  52. 52. •Start Selling or •Purpose Providing Your •Strengths Services •Weaknesses •Target Market•Write Your Plan •CompetitorsDown •Investment•Obtain Trademarksor Patents
  53. 53. •Sole Proprietorship•Partnership•Corporation•LLC
  54. 54. Sole Proprietorship• Can just start doing business – You and the business are one• No need to file anything with the State• Pay taxes under your own social security number• You are personally liablePartnership• Two or more people going into business with each other• No need to file anything with the state if you are operating as a general partnership• Each person pays taxes on their own• Each person is liable for the debts and you may be liable for your partner’s actionsGeneral partners – manage the business and are equally liable for its debtsLimited partners – may invest but not be directly involved in management and are liable onlyto the extent of their investments.Limited Liability Partnership – Usually used by attorneys or accounting firms. Limits thepartner’s liability to the amount he/she invested in the company.
  55. 55. Corporations• Business is separate entity from the owners• Requires Articles of Incorporation to be filed with the Secretary of State• Should have your by-laws which state how meetings should be held, whenthey should be held• Minimum franchise tax fee of $800 must be paid each year• Must have an annual meeting and send in statement to the Secretary of Stateevery year stating you are in compliance• The business is liable and not the individuals – Of course there areexceptions to these rulesLimited Liability Corporation• Owners and managers have limited liability• For tax purposes • 1 owner is taxed as sole proprietorship • More than 1 owner is taxed as partnership• May be owned by individuals or business entities• Formation is simpler and faster than forming and maintaining a corporation• Formal oral or written operating agreement must be entered into• Minimum tax of $800/year• Articles of Organization must be filed with Secretary of State

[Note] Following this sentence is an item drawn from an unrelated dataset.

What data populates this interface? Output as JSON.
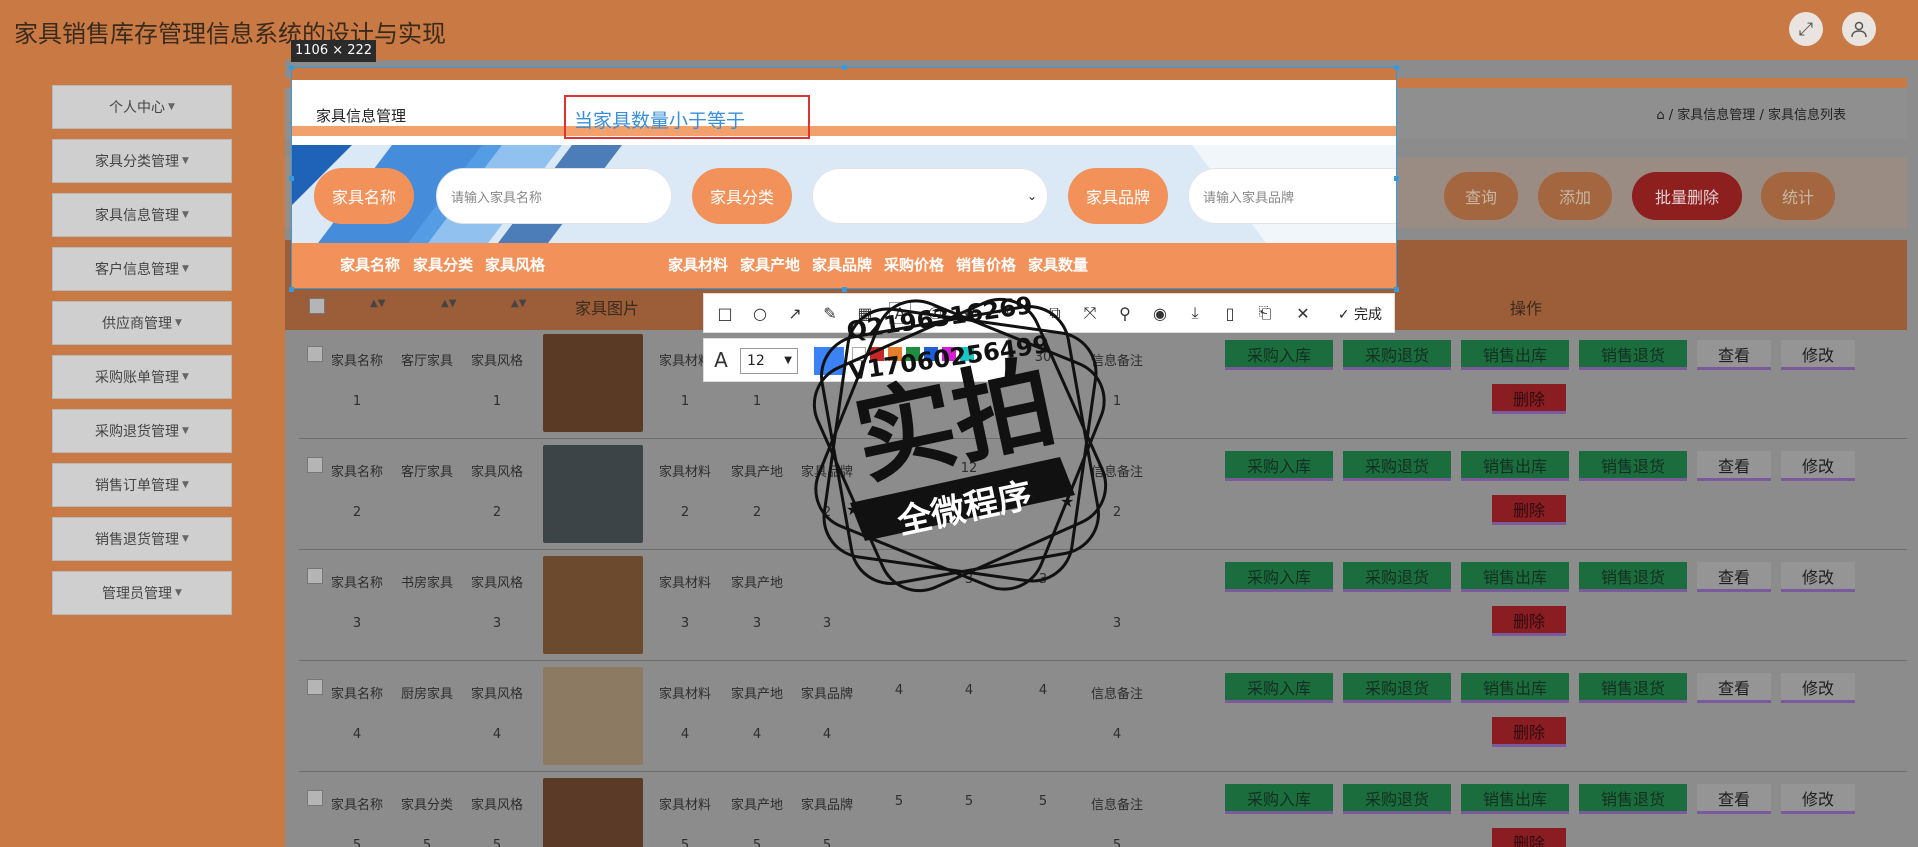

  56. 56.  File with County of San Diego San Diego El Cajon Kearney Mesa San Marcos Chula Vista Do not use the publication services sent you immediately